Task to carry out =
All lines below are to be output exactly as they stand.

Provided information =
-=-=-=-=-

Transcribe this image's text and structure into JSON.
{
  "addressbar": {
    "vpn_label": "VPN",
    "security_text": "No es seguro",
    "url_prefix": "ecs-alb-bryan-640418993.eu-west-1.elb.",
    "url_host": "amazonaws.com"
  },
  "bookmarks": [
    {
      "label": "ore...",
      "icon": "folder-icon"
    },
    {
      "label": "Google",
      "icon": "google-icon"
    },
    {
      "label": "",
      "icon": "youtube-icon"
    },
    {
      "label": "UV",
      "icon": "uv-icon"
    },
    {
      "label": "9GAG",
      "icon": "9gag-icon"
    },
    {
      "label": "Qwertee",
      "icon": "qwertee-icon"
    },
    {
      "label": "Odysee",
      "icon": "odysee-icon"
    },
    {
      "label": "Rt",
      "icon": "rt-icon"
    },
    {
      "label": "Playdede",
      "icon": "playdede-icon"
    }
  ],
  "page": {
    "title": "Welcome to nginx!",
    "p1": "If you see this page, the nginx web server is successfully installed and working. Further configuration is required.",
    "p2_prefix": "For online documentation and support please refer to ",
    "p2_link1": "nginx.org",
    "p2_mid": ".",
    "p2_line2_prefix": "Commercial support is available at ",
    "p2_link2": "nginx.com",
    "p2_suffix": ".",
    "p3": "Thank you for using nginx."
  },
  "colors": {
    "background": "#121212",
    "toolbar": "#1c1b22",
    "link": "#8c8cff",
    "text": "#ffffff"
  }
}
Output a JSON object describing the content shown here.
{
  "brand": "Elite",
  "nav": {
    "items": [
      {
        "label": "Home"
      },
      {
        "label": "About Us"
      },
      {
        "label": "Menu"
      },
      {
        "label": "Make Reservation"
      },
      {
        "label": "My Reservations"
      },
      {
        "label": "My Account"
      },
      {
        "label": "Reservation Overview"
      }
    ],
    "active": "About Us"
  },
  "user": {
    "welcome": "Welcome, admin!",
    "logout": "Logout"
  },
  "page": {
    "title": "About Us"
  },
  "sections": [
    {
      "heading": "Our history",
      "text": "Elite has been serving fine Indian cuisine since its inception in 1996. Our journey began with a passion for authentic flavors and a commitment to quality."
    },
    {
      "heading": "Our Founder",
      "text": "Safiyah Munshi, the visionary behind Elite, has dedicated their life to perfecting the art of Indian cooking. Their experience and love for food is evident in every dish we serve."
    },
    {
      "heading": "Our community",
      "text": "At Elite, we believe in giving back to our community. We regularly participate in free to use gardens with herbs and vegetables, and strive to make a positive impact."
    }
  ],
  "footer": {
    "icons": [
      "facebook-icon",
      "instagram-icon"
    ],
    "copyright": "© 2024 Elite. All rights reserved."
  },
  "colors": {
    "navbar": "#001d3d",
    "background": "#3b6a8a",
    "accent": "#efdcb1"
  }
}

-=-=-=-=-

Exercise solution =
Transcribe this image's text and structure into JSON.
{
  "addressbar": {
    "vpn_label": "VPN",
    "security_text": "No es seguro",
    "url_prefix": "ecs-alb-bryan-640418993.eu-west-1.elb.",
    "url_host": "amazonaws.com"
  },
  "bookmarks": [
    {
      "label": "ore...",
      "icon": "folder-icon"
    },
    {
      "label": "Google",
      "icon": "google-icon"
    },
    {
      "label": "",
      "icon": "youtube-icon"
    },
    {
      "label": "UV",
      "icon": "uv-icon"
    },
    {
      "label": "9GAG",
      "icon": "9gag-icon"
    },
    {
      "label": "Qwertee",
      "icon": "qwertee-icon"
    },
    {
      "label": "Odysee",
      "icon": "odysee-icon"
    },
    {
      "label": "Rt",
      "icon": "rt-icon"
    },
    {
      "label": "Playdede",
      "icon": "playdede-icon"
    }
  ],
  "page": {
    "title": "Welcome to nginx!",
    "p1": "If you see this page, the nginx web server is successfully installed and working. Further configuration is required.",
    "p2_prefix": "For online documentation and support please refer to ",
    "p2_link1": "nginx.org",
    "p2_mid": ".",
    "p2_line2_prefix": "Commercial support is available at ",
    "p2_link2": "nginx.com",
    "p2_suffix": ".",
    "p3": "Thank you for using nginx."
  },
  "colors": {
    "background": "#121212",
    "toolbar": "#1c1b22",
    "link": "#8c8cff",
    "text": "#ffffff"
  }
}
Output a JSON object describing the content shown here.
{
  "brand": "Elite",
  "nav": {
    "items": [
      {
        "label": "Home"
      },
      {
        "label": "About Us"
      },
      {
        "label": "Menu"
      },
      {
        "label": "Make Reservation"
      },
      {
        "label": "My Reservations"
      },
      {
        "label": "My Account"
      },
      {
        "label": "Reservation Overview"
      }
    ],
    "active": "About Us"
  },
  "user": {
    "welcome": "Welcome, admin!",
    "logout": "Logout"
  },
  "page": {
    "title": "About Us"
  },
  "sections": [
    {
      "heading": "Our history",
      "text": "Elite has been serving fine Indian cuisine since its inception in 1996. Our journey began with a passion for authentic flavors and a commitment to quality."
    },
    {
      "heading": "Our Founder",
      "text": "Safiyah Munshi, the visionary behind Elite, has dedicated their life to perfecting the art of Indian cooking. Their experience and love for food is evident in every dish we serve."
    },
    {
      "heading": "Our community",
      "text": "At Elite, we believe in giving back to our community. We regularly participate in free to use gardens with herbs and vegetables, and strive to make a positive impact."
    }
  ],
  "footer": {
    "icons": [
      "facebook-icon",
      "instagram-icon"
    ],
    "copyright": "© 2024 Elite. All rights reserved."
  },
  "colors": {
    "navbar": "#001d3d",
    "background": "#3b6a8a",
    "accent": "#efdcb1"
  }
}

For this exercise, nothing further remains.